• INSTRUCTIONS TO FOLLOW: Could you report every line from the entries that includes the word "this"?

..............................

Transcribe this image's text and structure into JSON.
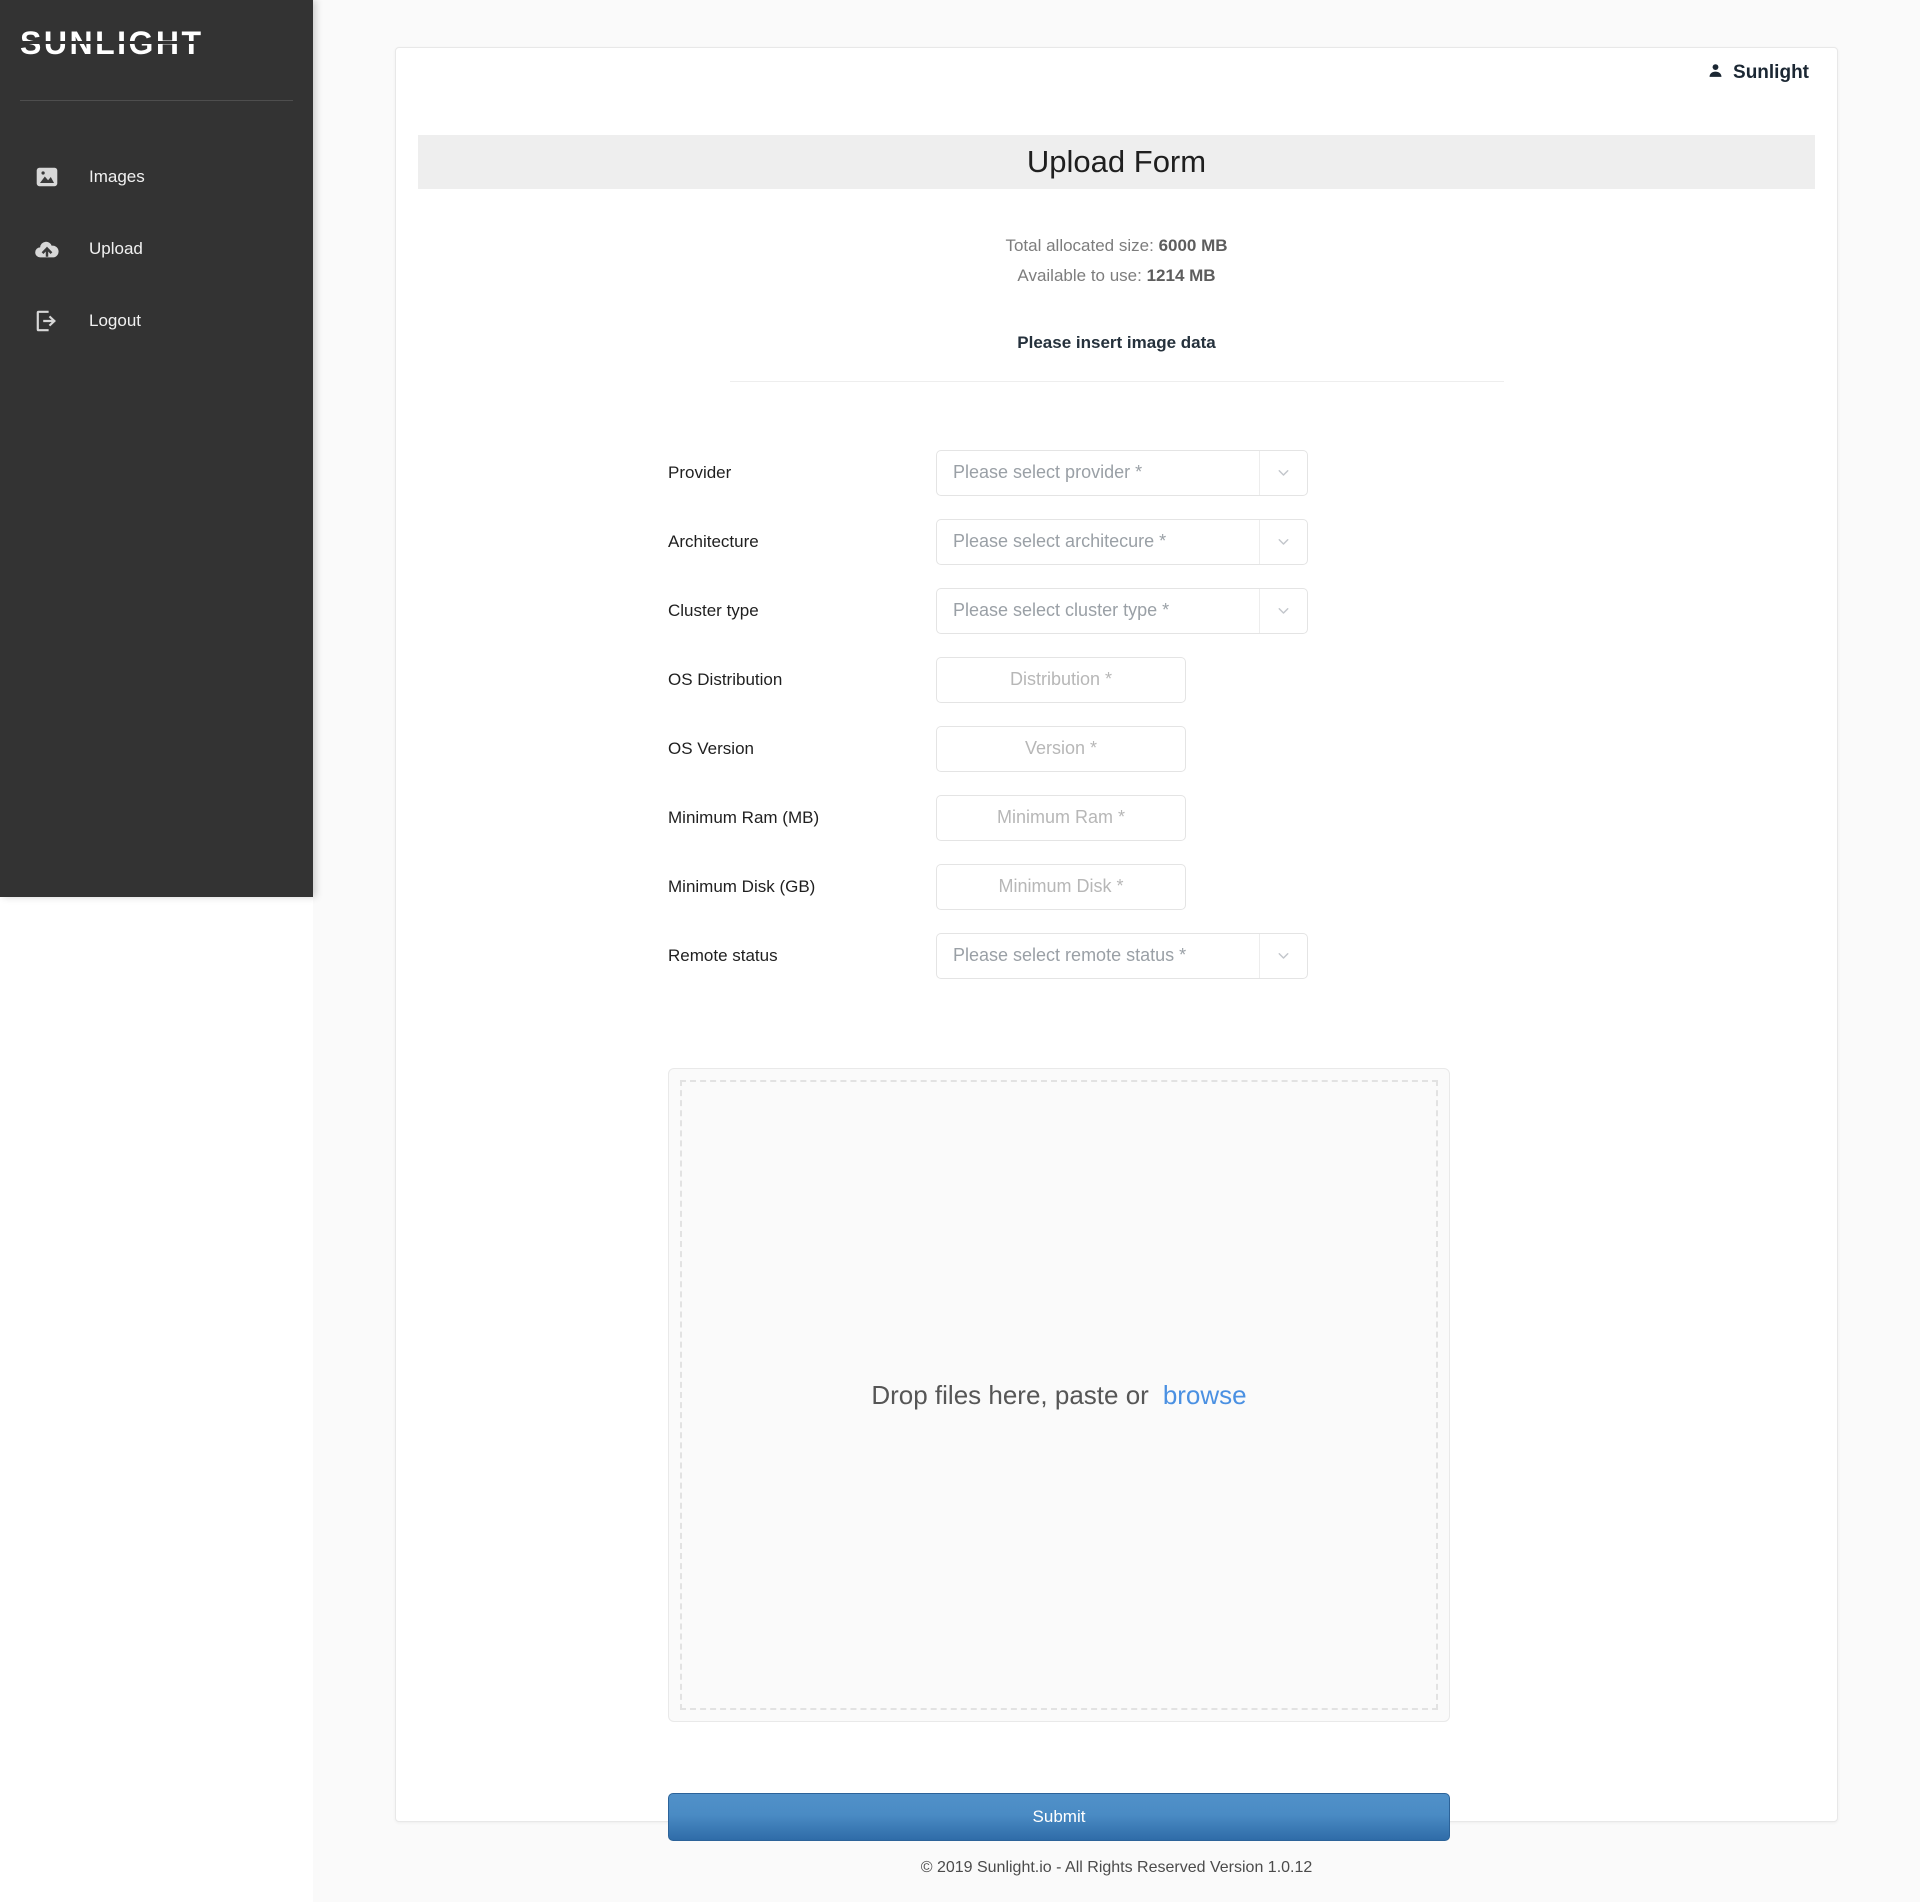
{
  "brand": {
    "logo_text": "SUNLIGHT"
  },
  "sidebar": {
    "items": [
      {
        "label": "Images",
        "icon": "image-icon"
      },
      {
        "label": "Upload",
        "icon": "cloud-upload-icon"
      },
      {
        "label": "Logout",
        "icon": "logout-icon"
      }
    ]
  },
  "header": {
    "user_name": "Sunlight",
    "user_icon": "person-icon"
  },
  "main": {
    "title": "Upload Form",
    "total_allocated_label": "Total allocated size:",
    "total_allocated_value": "6000 MB",
    "available_label": "Available to use:",
    "available_value": "1214 MB",
    "section_heading": "Please insert image data"
  },
  "form": {
    "fields": [
      {
        "label": "Provider",
        "type": "select",
        "placeholder": "Please select provider *",
        "value": ""
      },
      {
        "label": "Architecture",
        "type": "select",
        "placeholder": "Please select architecure *",
        "value": ""
      },
      {
        "label": "Cluster type",
        "type": "select",
        "placeholder": "Please select cluster type *",
        "value": ""
      },
      {
        "label": "OS Distribution",
        "type": "text",
        "placeholder": "Distribution *",
        "value": ""
      },
      {
        "label": "OS Version",
        "type": "text",
        "placeholder": "Version *",
        "value": ""
      },
      {
        "label": "Minimum Ram (MB)",
        "type": "text",
        "placeholder": "Minimum Ram *",
        "value": ""
      },
      {
        "label": "Minimum Disk (GB)",
        "type": "text",
        "placeholder": "Minimum Disk *",
        "value": ""
      },
      {
        "label": "Remote status",
        "type": "select",
        "placeholder": "Please select remote status *",
        "value": ""
      }
    ]
  },
  "dropzone": {
    "text": "Drop files here, paste or",
    "browse_label": "browse"
  },
  "submit": {
    "label": "Submit"
  },
  "footer": {
    "text": "© 2019 Sunlight.io - All Rights Reserved Version 1.0.12"
  },
  "colors": {
    "sidebar_bg": "#333333",
    "accent_link": "#4a90e2",
    "submit_top": "#5191c9",
    "submit_bottom": "#2f6ca8",
    "banner_bg": "#eeeeee"
  }
}
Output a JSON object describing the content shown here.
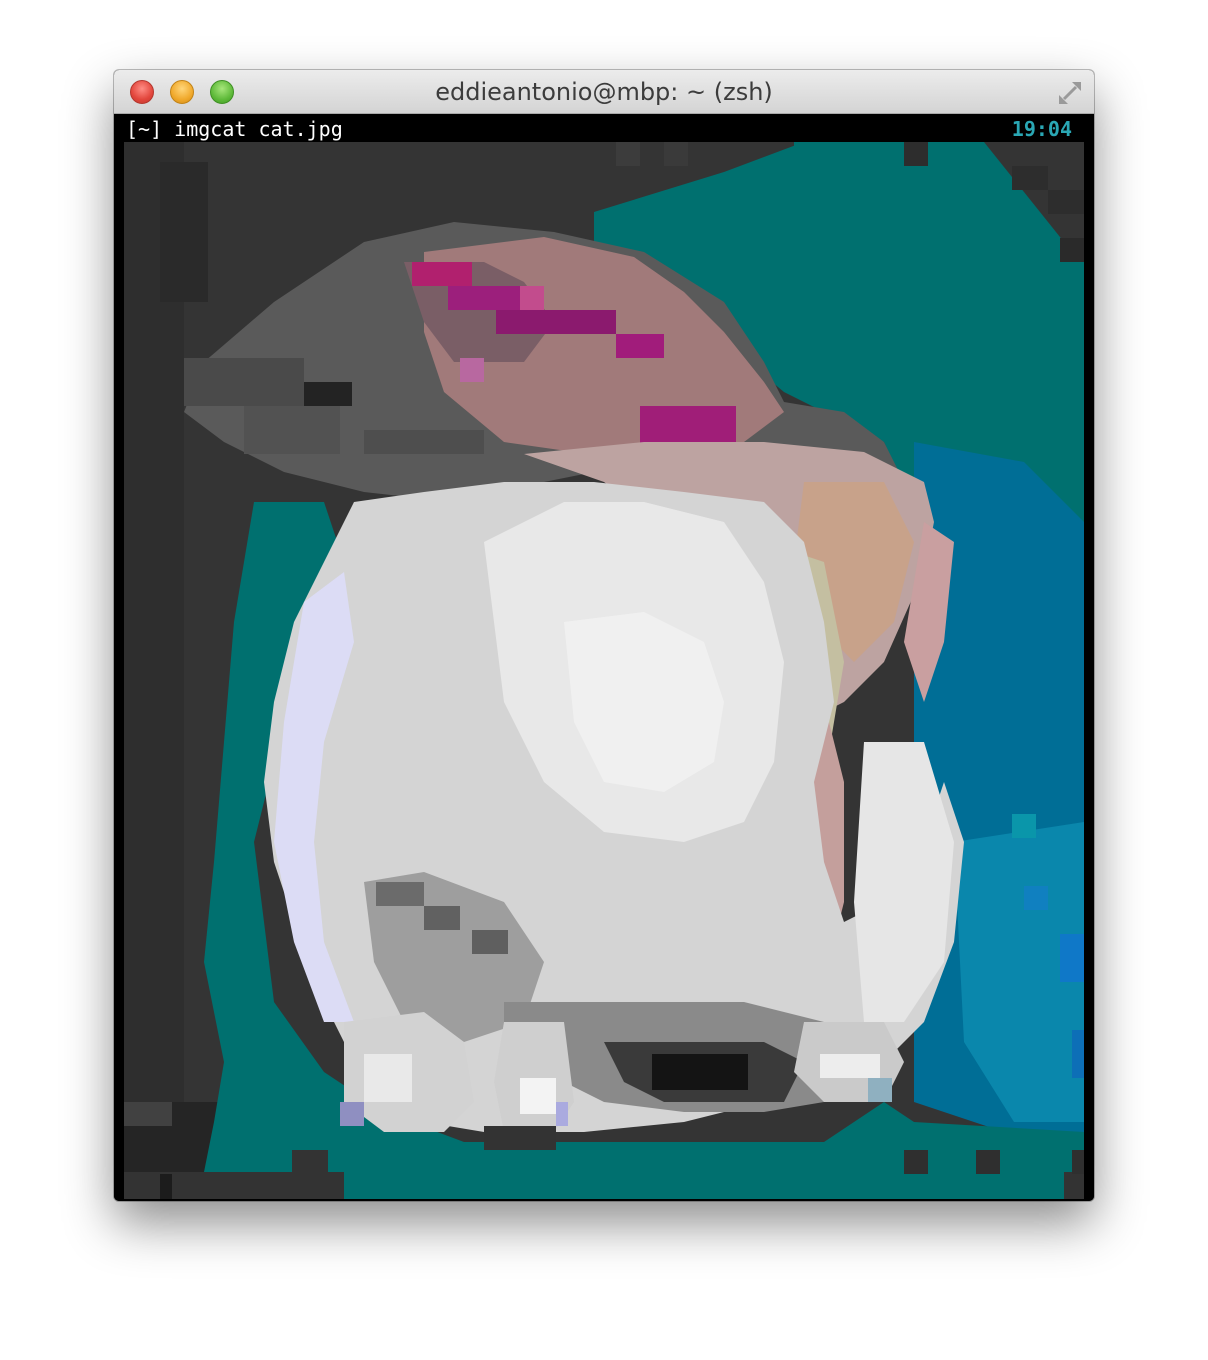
{
  "window": {
    "title": "eddieantonio@mbp: ~ (zsh)",
    "buttons": {
      "close": "close-button",
      "minimize": "minimize-button",
      "zoom": "zoom-button",
      "fullscreen": "fullscreen-arrows-icon"
    }
  },
  "terminal": {
    "prompt_dir": "[~]",
    "command": "imgcat cat.jpg",
    "clock": "19:04"
  },
  "colors": {
    "window_bg": "#000000",
    "clock": "#2aa7b4",
    "teal": "#00706f",
    "blue": "#006e96",
    "dark_gray": "#333333",
    "magenta": "#a01e78"
  },
  "output_image": {
    "description_name": "pixelated-cat-photo"
  }
}
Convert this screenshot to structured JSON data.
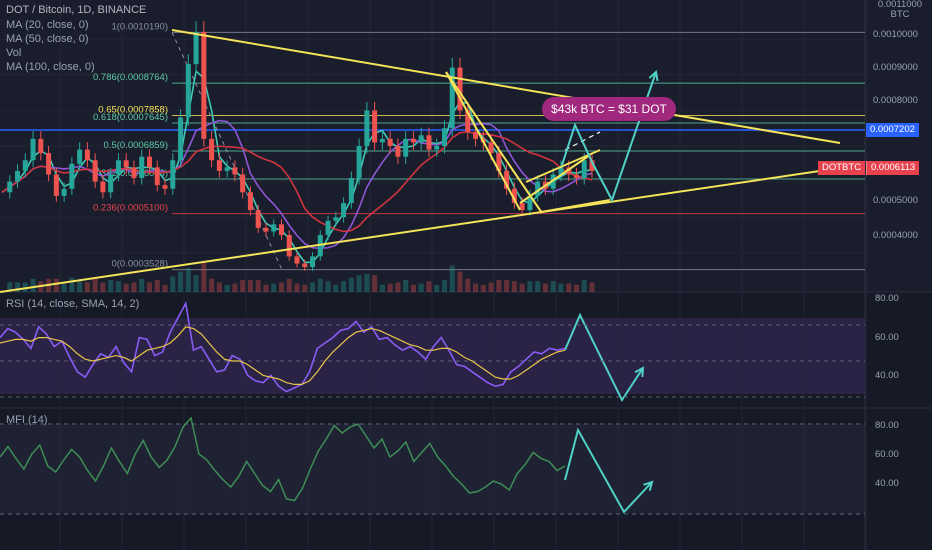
{
  "header": {
    "title": "DOT / Bitcoin, 1D, BINANCE",
    "indicators": [
      "MA (20, close, 0)",
      "MA (50, close, 0)",
      "Vol",
      "MA (100, close, 0)"
    ]
  },
  "price_axis": {
    "currency": "BTC",
    "top_label": "0.0011000",
    "ticks": [
      "0.0010000",
      "0.0009000",
      "0.0008000",
      "0.0006000",
      "0.0005000",
      "0.0004000"
    ]
  },
  "price_tags": {
    "level": "0.0007202",
    "symbol": "DOTBTC",
    "last": "0.0006113"
  },
  "callout": "$43k BTC = $31 DOT",
  "rsi": {
    "title": "RSI (14, close, SMA, 14, 2)",
    "ticks": [
      "80.00",
      "60.00",
      "40.00"
    ]
  },
  "mfi": {
    "title": "MFI (14)",
    "ticks": [
      "80.00",
      "60.00",
      "40.00"
    ]
  },
  "colors": {
    "background": "#1a1e2c",
    "candle_up": "#26a69a",
    "candle_down": "#ef5350",
    "trendline": "#f5e35a",
    "projection": "#4fd1c5",
    "ma20": "#3ec9b4",
    "ma50": "#8e55d6",
    "ma100": "#d1343f",
    "rsi_line": "#8a5cf6",
    "rsi_ma": "#e8c547",
    "mfi_line": "#3e8e55",
    "level_blue": "#2962ff",
    "callout": "#a0287e"
  },
  "chart_data": {
    "type": "candlestick",
    "title": "DOT / Bitcoin, 1D, BINANCE",
    "y_unit": "BTC",
    "ylim": [
      0.00029,
      0.00111
    ],
    "fib_levels": [
      {
        "label": "1(0.0010190)",
        "value": 0.001019
      },
      {
        "label": "0.786(0.0008764)",
        "value": 0.0008764
      },
      {
        "label": "0.65(0.0007858)",
        "value": 0.0007858
      },
      {
        "label": "0.618(0.0007645)",
        "value": 0.0007645
      },
      {
        "label": "0.5(0.0006859)",
        "value": 0.0006859
      },
      {
        "label": "0.382(0.0006073)",
        "value": 0.0006073
      },
      {
        "label": "0.236(0.0005100)",
        "value": 0.00051
      },
      {
        "label": "0(0.0003528)",
        "value": 0.0003528
      }
    ],
    "price_path": [
      0.00057,
      0.0006,
      0.00063,
      0.00066,
      0.00072,
      0.00068,
      0.00062,
      0.00056,
      0.00058,
      0.00065,
      0.00069,
      0.00066,
      0.0006,
      0.00057,
      0.00062,
      0.00066,
      0.00064,
      0.00061,
      0.00067,
      0.00064,
      0.00059,
      0.00058,
      0.00066,
      0.00078,
      0.00093,
      0.00102,
      0.00072,
      0.00066,
      0.00063,
      0.00064,
      0.00062,
      0.00057,
      0.00052,
      0.00047,
      0.00046,
      0.00048,
      0.00045,
      0.00039,
      0.00037,
      0.00036,
      0.00039,
      0.00045,
      0.00049,
      0.0005,
      0.00054,
      0.00061,
      0.0007,
      0.0008,
      0.00071,
      0.00072,
      0.0007,
      0.00067,
      0.00072,
      0.00071,
      0.00073,
      0.00069,
      0.0007,
      0.00075,
      0.00092,
      0.0008,
      0.00074,
      0.00072,
      0.00071,
      0.00068,
      0.00063,
      0.00058,
      0.00054,
      0.00052,
      0.00056,
      0.0006,
      0.00058,
      0.00062,
      0.00064,
      0.00062,
      0.00061,
      0.00066,
      0.00063
    ],
    "rsi_path": [
      63,
      68,
      66,
      62,
      57,
      69,
      65,
      58,
      61,
      52,
      44,
      41,
      48,
      54,
      52,
      58,
      49,
      44,
      63,
      62,
      53,
      55,
      66,
      74,
      82,
      56,
      58,
      51,
      44,
      45,
      53,
      51,
      42,
      39,
      38,
      42,
      36,
      33,
      35,
      37,
      44,
      57,
      60,
      63,
      67,
      68,
      72,
      66,
      69,
      62,
      63,
      59,
      56,
      58,
      55,
      51,
      58,
      63,
      56,
      48,
      47,
      44,
      41,
      38,
      36,
      37,
      44,
      47,
      51,
      55,
      54,
      57,
      56,
      57
    ],
    "rsi_ma_path": [
      60,
      61,
      62,
      62,
      61,
      63,
      63,
      62,
      61,
      58,
      54,
      51,
      50,
      51,
      52,
      53,
      52,
      50,
      53,
      56,
      57,
      58,
      60,
      64,
      69,
      68,
      65,
      60,
      55,
      51,
      50,
      50,
      48,
      45,
      42,
      41,
      40,
      38,
      37,
      37,
      39,
      44,
      50,
      55,
      59,
      63,
      66,
      67,
      68,
      67,
      65,
      63,
      61,
      59,
      58,
      56,
      56,
      57,
      57,
      55,
      52,
      50,
      47,
      44,
      41,
      40,
      40,
      42,
      45,
      48,
      51,
      53,
      55,
      56
    ],
    "mfi_path": [
      58,
      65,
      57,
      50,
      60,
      66,
      52,
      48,
      56,
      63,
      58,
      49,
      42,
      52,
      64,
      55,
      47,
      60,
      69,
      58,
      51,
      56,
      65,
      78,
      84,
      60,
      56,
      49,
      43,
      38,
      45,
      55,
      47,
      39,
      35,
      43,
      30,
      29,
      37,
      50,
      62,
      70,
      79,
      74,
      78,
      80,
      72,
      64,
      70,
      58,
      62,
      68,
      55,
      61,
      67,
      58,
      52,
      45,
      40,
      34,
      35,
      38,
      42,
      40,
      36,
      47,
      53,
      61,
      57,
      55,
      49,
      52
    ],
    "projection_note": "Projected path drawn as arrows on price, RSI and MFI panes"
  }
}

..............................

• PROBLEM SOLUTION:
Transcribe this image's text and structure into JSON.
Convert this screenshot to structured JSON data.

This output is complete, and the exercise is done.